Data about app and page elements
-------
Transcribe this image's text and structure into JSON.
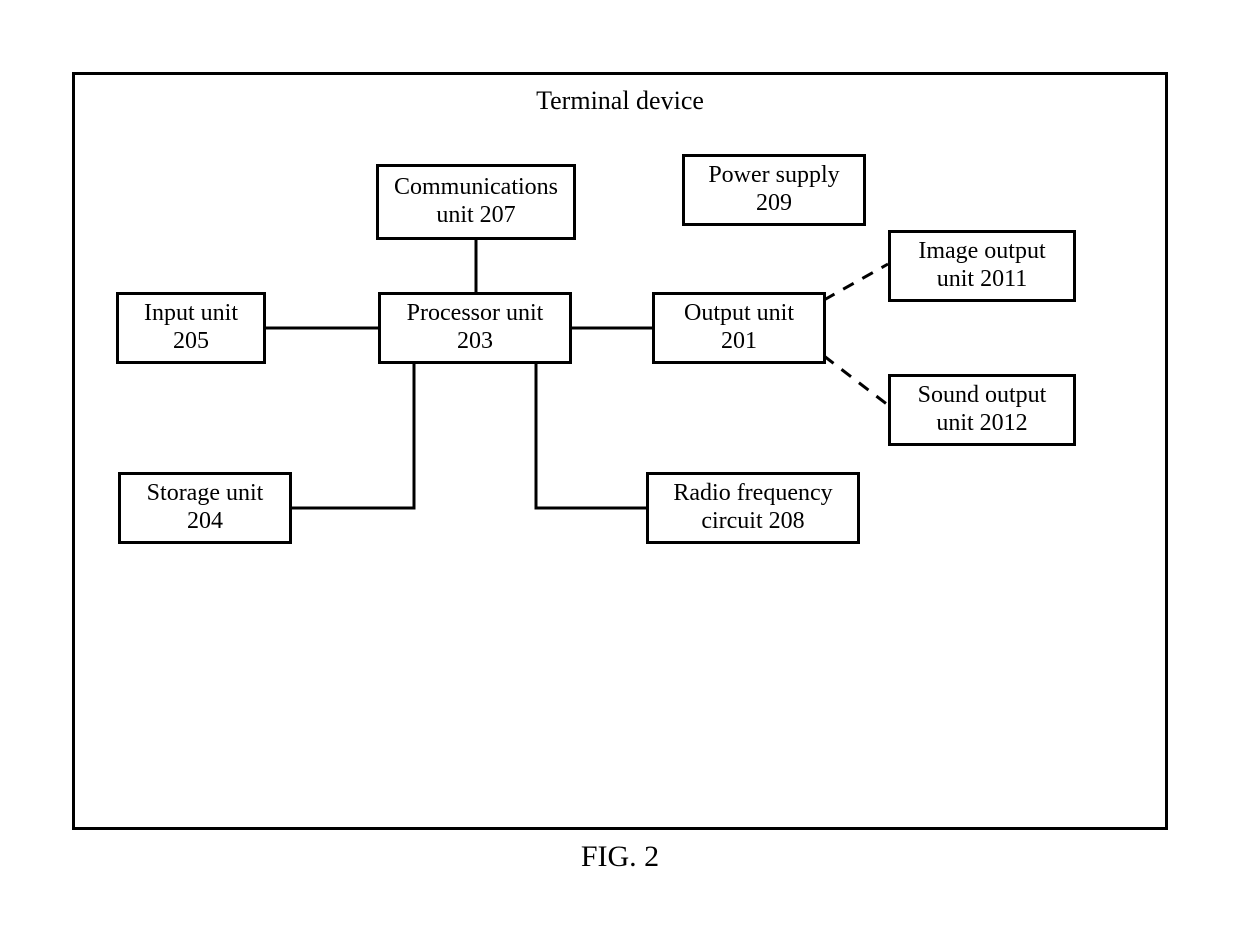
{
  "diagram": {
    "title": "Terminal device",
    "caption": "FIG. 2",
    "blocks": {
      "communications": {
        "line1": "Communications",
        "line2": "unit 207"
      },
      "power": {
        "line1": "Power supply",
        "line2": "209"
      },
      "input": {
        "line1": "Input unit",
        "line2": "205"
      },
      "processor": {
        "line1": "Processor unit",
        "line2": "203"
      },
      "output": {
        "line1": "Output unit",
        "line2": "201"
      },
      "image_out": {
        "line1": "Image output",
        "line2": "unit 2011"
      },
      "sound_out": {
        "line1": "Sound output",
        "line2": "unit 2012"
      },
      "storage": {
        "line1": "Storage unit",
        "line2": "204"
      },
      "rf": {
        "line1": "Radio frequency",
        "line2": "circuit 208"
      }
    }
  }
}
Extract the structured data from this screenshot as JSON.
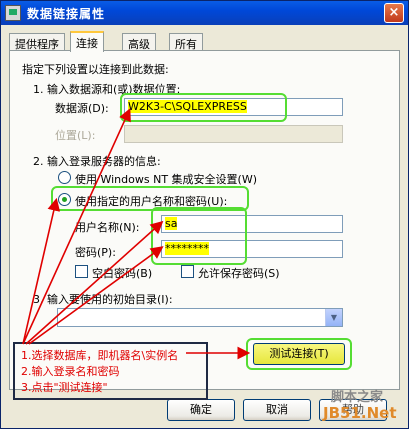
{
  "window": {
    "title": "数据链接属性",
    "close_glyph": "×"
  },
  "tabs": [
    {
      "label": "提供程序"
    },
    {
      "label": "连接"
    },
    {
      "label": "高级"
    },
    {
      "label": "所有"
    }
  ],
  "connection": {
    "intro": "指定下列设置以连接到此数据:",
    "step1": "1. 输入数据源和(或)数据位置:",
    "datasource_label": "数据源(D):",
    "datasource_value": "W2K3-C\\SQLEXPRESS",
    "location_label": "位置(L):",
    "step2": "2. 输入登录服务器的信息:",
    "radio_windows": "使用 Windows NT 集成安全设置(W)",
    "radio_specific": "使用指定的用户名称和密码(U):",
    "username_label": "用户名称(N):",
    "username_value": "sa",
    "password_label": "密码(P):",
    "password_value": "********",
    "blank_password": "空白密码(B)",
    "allow_save": "允许保存密码(S)",
    "step3": "3. 输入要使用的初始目录(I):",
    "test_button": "测试连接(T)"
  },
  "annotations": [
    "1.选择数据库，即机器名\\实例名",
    "2.输入登录名和密码",
    "3.点击\"测试连接\""
  ],
  "buttons": {
    "ok": "确定",
    "cancel": "取消",
    "help": "帮助"
  },
  "watermark": {
    "line1": "脚本之家",
    "line2": "JB51.Net"
  },
  "colors": {
    "annotation_red": "#E00000",
    "highlight_green": "#55DD33",
    "highlight_yellow": "#FFFF00"
  }
}
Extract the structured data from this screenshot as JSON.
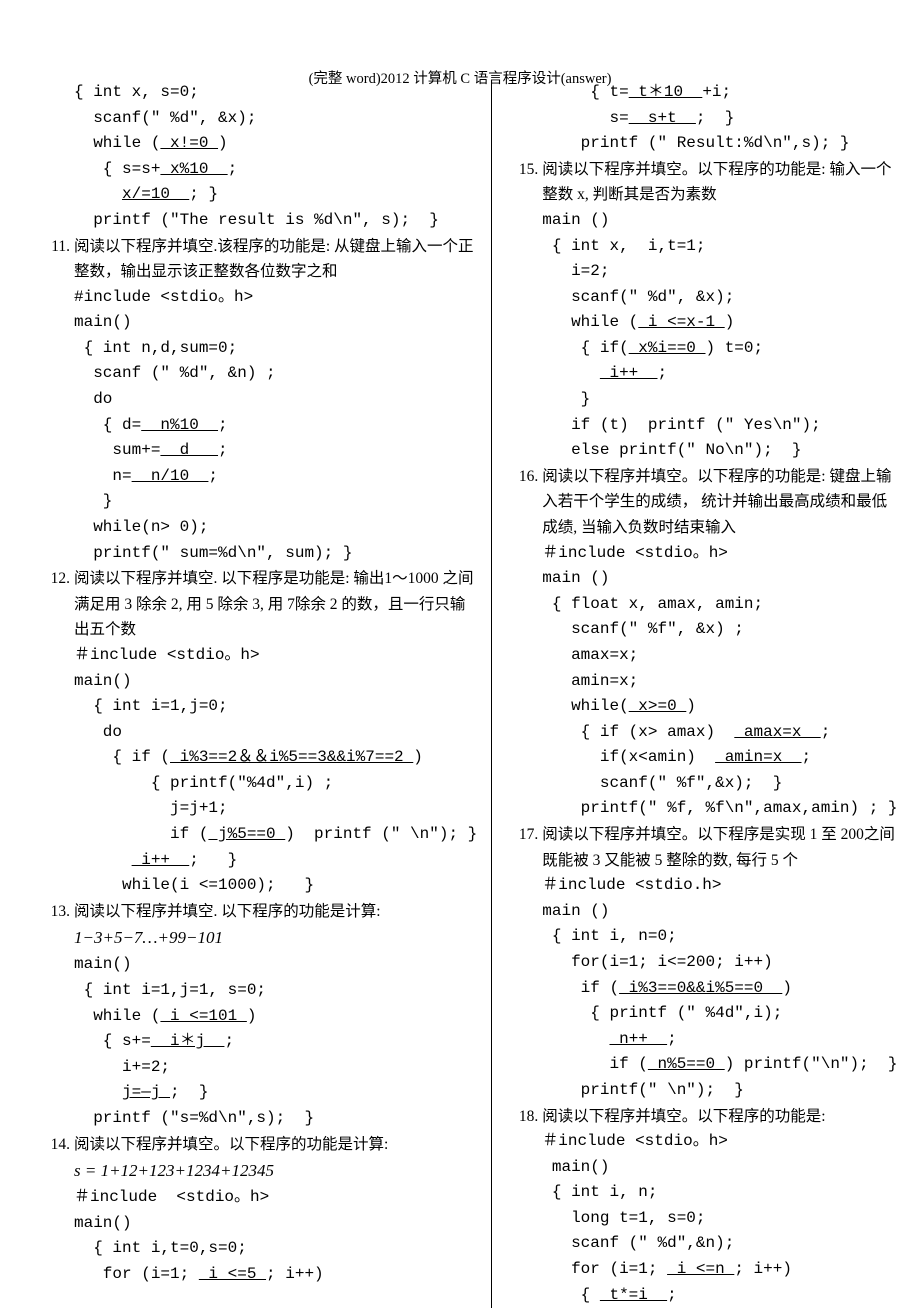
{
  "header": "(完整 word)2012 计算机 C 语言程序设计(answer)",
  "left": {
    "code10": {
      "l1": "{ int x, s=0;",
      "l2": "  scanf(\" %d\", &x);",
      "l3": "  while (",
      "b1": " x!=0 ",
      "l3b": ")",
      "l4": "   { s=s+",
      "b2": " x%10  ",
      "l4b": ";",
      "l5": "     ",
      "b3": "x/=10  ",
      "l5b": "; }",
      "l6": "  printf (\"The result is %d\\n\", s);  }"
    },
    "q11": {
      "num": "11.",
      "desc": "阅读以下程序并填空.该程序的功能是: 从键盘上输入一个正整数，输出显示该正整数各位数字之和",
      "c1": "#include <stdio。h>",
      "c2": "main()",
      "c3": " { int n,d,sum=0;",
      "c4": "  scanf (\" %d\", &n) ;",
      "c5": "  do",
      "c6": "   { d=",
      "b1": "  n%10  ",
      "c6b": ";",
      "c7": "    sum+=",
      "b2": "  d   ",
      "c7b": ";",
      "c8": "    n=",
      "b3": "  n/10  ",
      "c8b": ";",
      "c9": "   }",
      "c10": "  while(n> 0);",
      "c11": "  printf(\" sum=%d\\n\", sum); }"
    },
    "q12": {
      "num": "12.",
      "desc": "阅读以下程序并填空. 以下程序是功能是: 输出1～1000 之间满足用 3 除余 2, 用 5 除余 3, 用 7除余 2 的数，且一行只输出五个数",
      "c1": "＃include <stdio。h>",
      "c2": "main()",
      "c3": "  { int i=1,j=0;",
      "c4": "   do",
      "c5": "    { if (",
      "b1": " i%3==2＆＆i%5==3&&i%7==2 ",
      "c5b": ")",
      "c6": "        { printf(\"%4d\",i) ;",
      "c7": "          j=j+1;",
      "c8": "          if (",
      "b2": " j%5==0 ",
      "c8b": ")  printf (\" \\n\"); }",
      "c9": "      ",
      "b3": " i++  ",
      "c9b": ";   }",
      "c10": "     while(i <=1000);   }"
    },
    "q13": {
      "num": "13.",
      "desc": "阅读以下程序并填空. 以下程序的功能是计算:",
      "formula": "1−3+5−7…+99−101",
      "c1": "main()",
      "c2": " { int i=1,j=1, s=0;",
      "c3": "  while (",
      "b1": " i <=101 ",
      "c3b": ")",
      "c4": "   { s+=",
      "b2": "  i＊j  ",
      "c4b": ";",
      "c5": "     i+=2;",
      "c6": "     ",
      "b3": "j=—j ",
      "c6b": ";  }",
      "c7": "  printf (\"s=%d\\n\",s);  }"
    },
    "q14": {
      "num": "14.",
      "desc": "阅读以下程序并填空。以下程序的功能是计算:",
      "formula": "s = 1+12+123+1234+12345",
      "c1": "＃include  <stdio。h>",
      "c2": "main()",
      "c3": "  { int i,t=0,s=0;",
      "c4": "   for (i=1; ",
      "b1": " i <=5 ",
      "c4b": "; i++)"
    }
  },
  "right": {
    "code14b": {
      "l1": "     { t=",
      "b1": " t＊10  ",
      "l1b": "+i;",
      "l2": "       s=",
      "b2": "  s+t  ",
      "l2b": ";  }",
      "l3": "    printf (\" Result:%d\\n\",s); }"
    },
    "q15": {
      "num": "15.",
      "desc": "阅读以下程序并填空。以下程序的功能是: 输入一个整数 x, 判断其是否为素数",
      "c1": "main ()",
      "c2": " { int x,  i,t=1;",
      "c3": "   i=2;",
      "c4": "   scanf(\" %d\", &x);",
      "c5": "   while (",
      "b1": " i <=x-1 ",
      "c5b": ")",
      "c6": "    { if(",
      "b2": " x%i==0 ",
      "c6b": ") t=0;",
      "c7": "      ",
      "b3": " i++  ",
      "c7b": ";",
      "c8": "    }",
      "c9": "   if (t)  printf (\" Yes\\n\");",
      "c10": "   else printf(\" No\\n\");  }"
    },
    "q16": {
      "num": "16.",
      "desc": "阅读以下程序并填空。以下程序的功能是: 键盘上输入若干个学生的成绩， 统计并输出最高成绩和最低成绩, 当输入负数时结束输入",
      "c1": "＃include <stdio。h>",
      "c2": "main ()",
      "c3": " { float x, amax, amin;",
      "c4": "   scanf(\" %f\", &x) ;",
      "c5": "   amax=x;",
      "c6": "   amin=x;",
      "c7": "   while(",
      "b1": " x>=0 ",
      "c7b": ")",
      "c8": "    { if (x> amax)  ",
      "b2": " amax=x  ",
      "c8b": ";",
      "c9": "      if(x<amin)  ",
      "b3": " amin=x  ",
      "c9b": ";",
      "c10": "      scanf(\" %f\",&x);  }",
      "c11": "    printf(\" %f, %f\\n\",amax,amin) ; }"
    },
    "q17": {
      "num": "17.",
      "desc": "阅读以下程序并填空。以下程序是实现 1 至 200之间既能被 3 又能被 5 整除的数, 每行 5 个",
      "c1": "＃include <stdio.h>",
      "c2": "main ()",
      "c3": " { int i, n=0;",
      "c4": "   for(i=1; i<=200; i++)",
      "c5": "    if (",
      "b1": " i%3==0&&i%5==0  ",
      "c5b": ")",
      "c6": "     { printf (\" %4d\",i);",
      "c7": "       ",
      "b2": " n++  ",
      "c7b": ";",
      "c8": "       if (",
      "b3": " n%5==0 ",
      "c8b": ") printf(\"\\n\");  }",
      "c9": "    printf(\" \\n\");  }"
    },
    "q18": {
      "num": "18.",
      "desc": "阅读以下程序并填空。以下程序的功能是:",
      "c1": "＃include <stdio。h>",
      "c2": " main()",
      "c3": " { int i, n;",
      "c4": "   long t=1, s=0;",
      "c5": "   scanf (\" %d\",&n);",
      "c6": "   for (i=1; ",
      "b1": " i <=n ",
      "c6b": "; i++)",
      "c7": "    { ",
      "b2": " t*=i  ",
      "c7b": ";"
    }
  }
}
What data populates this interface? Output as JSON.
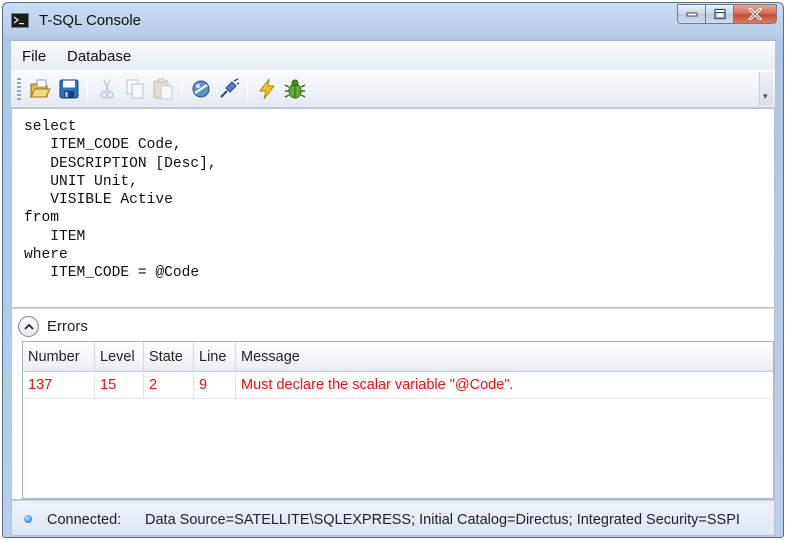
{
  "window": {
    "title": "T-SQL Console"
  },
  "menu": {
    "items": [
      {
        "label": "File"
      },
      {
        "label": "Database"
      }
    ]
  },
  "toolbar": {
    "buttons": [
      {
        "icon": "open-folder-icon",
        "enabled": true
      },
      {
        "icon": "save-icon",
        "enabled": true
      },
      {
        "icon": "cut-icon",
        "enabled": false
      },
      {
        "icon": "copy-icon",
        "enabled": false
      },
      {
        "icon": "paste-icon",
        "enabled": false
      },
      {
        "icon": "connect-icon",
        "enabled": true
      },
      {
        "icon": "disconnect-icon",
        "enabled": true
      },
      {
        "icon": "execute-icon",
        "enabled": true
      },
      {
        "icon": "debug-icon",
        "enabled": true
      }
    ]
  },
  "editor": {
    "lines": [
      "select",
      "   ITEM_CODE Code,",
      "   DESCRIPTION [Desc],",
      "   UNIT Unit,",
      "   VISIBLE Active",
      "from",
      "   ITEM",
      "where",
      "   ITEM_CODE = @Code"
    ]
  },
  "errors": {
    "title": "Errors",
    "columns": [
      "Number",
      "Level",
      "State",
      "Line",
      "Message"
    ],
    "rows": [
      {
        "number": "137",
        "level": "15",
        "state": "2",
        "line": "9",
        "message": "Must declare the scalar variable \"@Code\"."
      }
    ],
    "error_color": "#f01010"
  },
  "status": {
    "label": "Connected:",
    "connection": "Data Source=SATELLITE\\SQLEXPRESS; Initial Catalog=Directus; Integrated Security=SSPI"
  }
}
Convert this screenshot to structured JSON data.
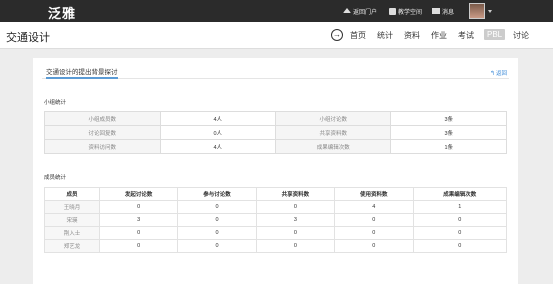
{
  "app": {
    "logo": "泛雅"
  },
  "topnav": {
    "portal": "返回门户",
    "space": "教学空间",
    "messages": "消息"
  },
  "course": {
    "title": "交通设计"
  },
  "menu": [
    "首页",
    "统计",
    "资料",
    "作业",
    "考试",
    "PBL",
    "讨论"
  ],
  "active_menu": "PBL",
  "card": {
    "tab": "交通设计的提出背景探讨",
    "back": "返回"
  },
  "group_stats": {
    "title": "小组统计",
    "rows": [
      [
        "小组成员数",
        "4人",
        "小组讨论数",
        "3条"
      ],
      [
        "讨论回复数",
        "0人",
        "共享资料数",
        "3条"
      ],
      [
        "资料访问数",
        "4人",
        "成果编辑次数",
        "1条"
      ]
    ]
  },
  "member_stats": {
    "title": "成员统计",
    "headers": [
      "成员",
      "发起讨论数",
      "参与讨论数",
      "共享资料数",
      "使用资料数",
      "成果编辑次数"
    ],
    "rows": [
      [
        "王晓月",
        "0",
        "0",
        "0",
        "4",
        "1"
      ],
      [
        "宋瑛",
        "3",
        "0",
        "3",
        "0",
        "0"
      ],
      [
        "荆入士",
        "0",
        "0",
        "0",
        "0",
        "0"
      ],
      [
        "郑艺龙",
        "0",
        "0",
        "0",
        "0",
        "0"
      ]
    ]
  }
}
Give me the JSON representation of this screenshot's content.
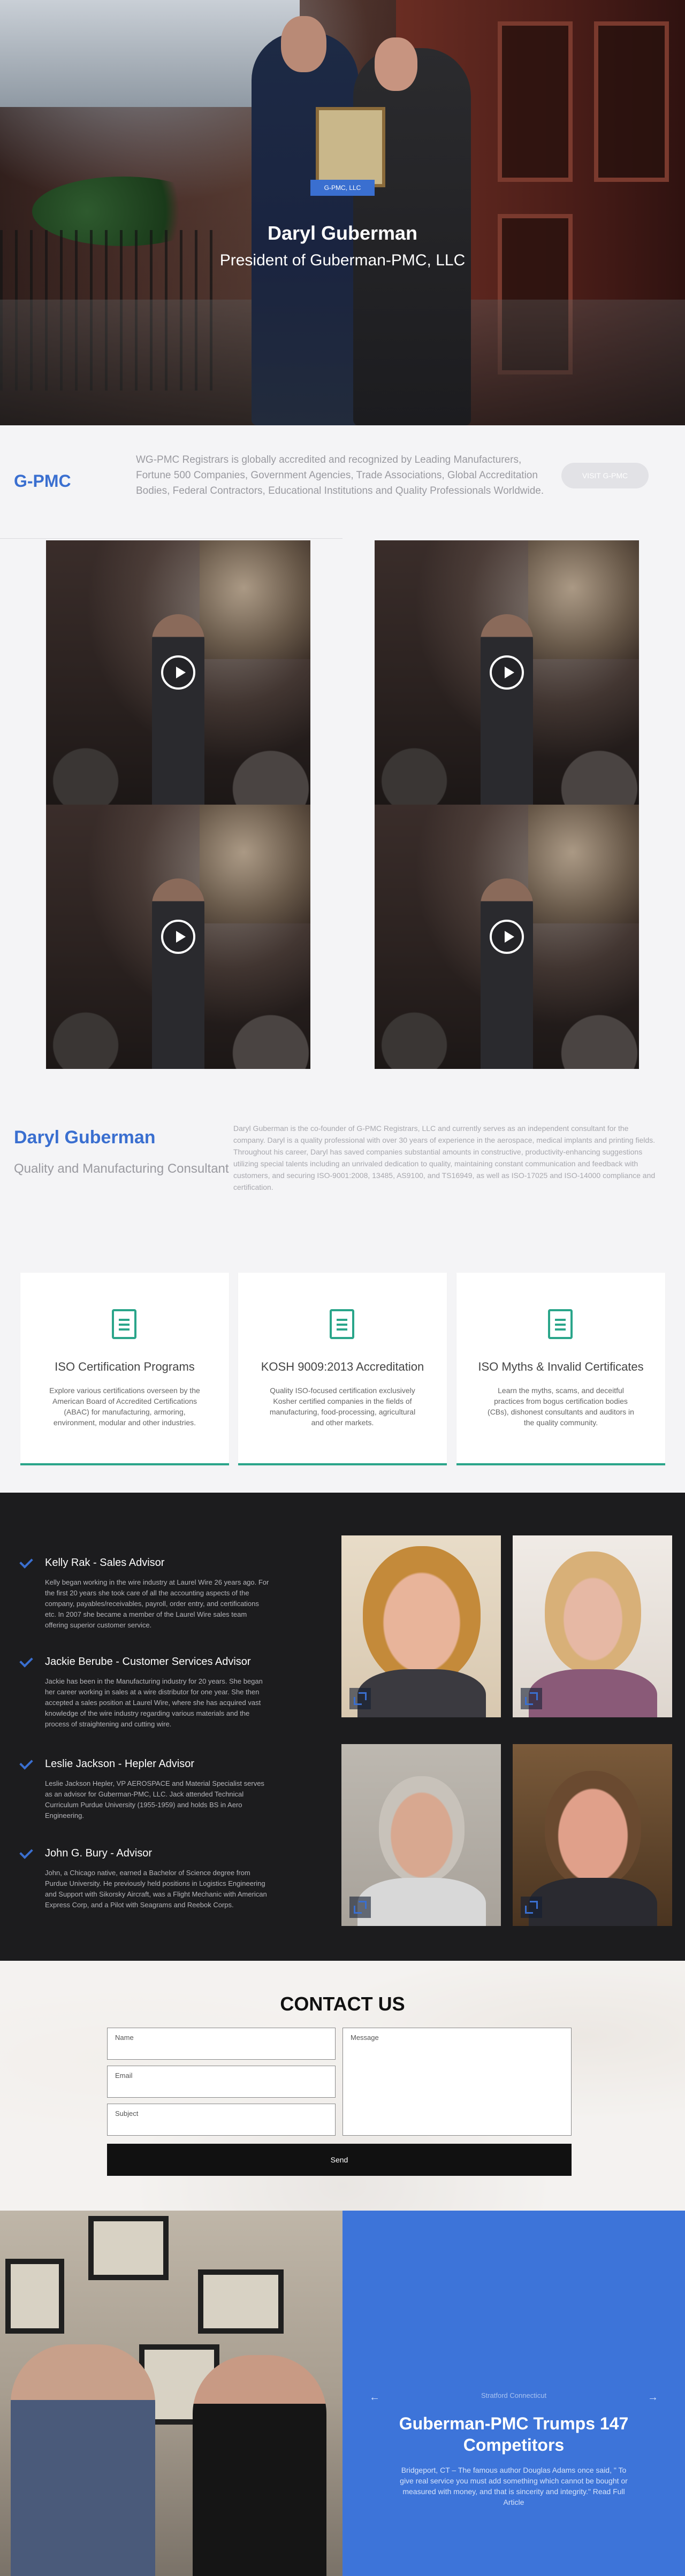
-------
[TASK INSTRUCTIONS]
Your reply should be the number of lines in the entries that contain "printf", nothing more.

[YOUR SOLUTION]
12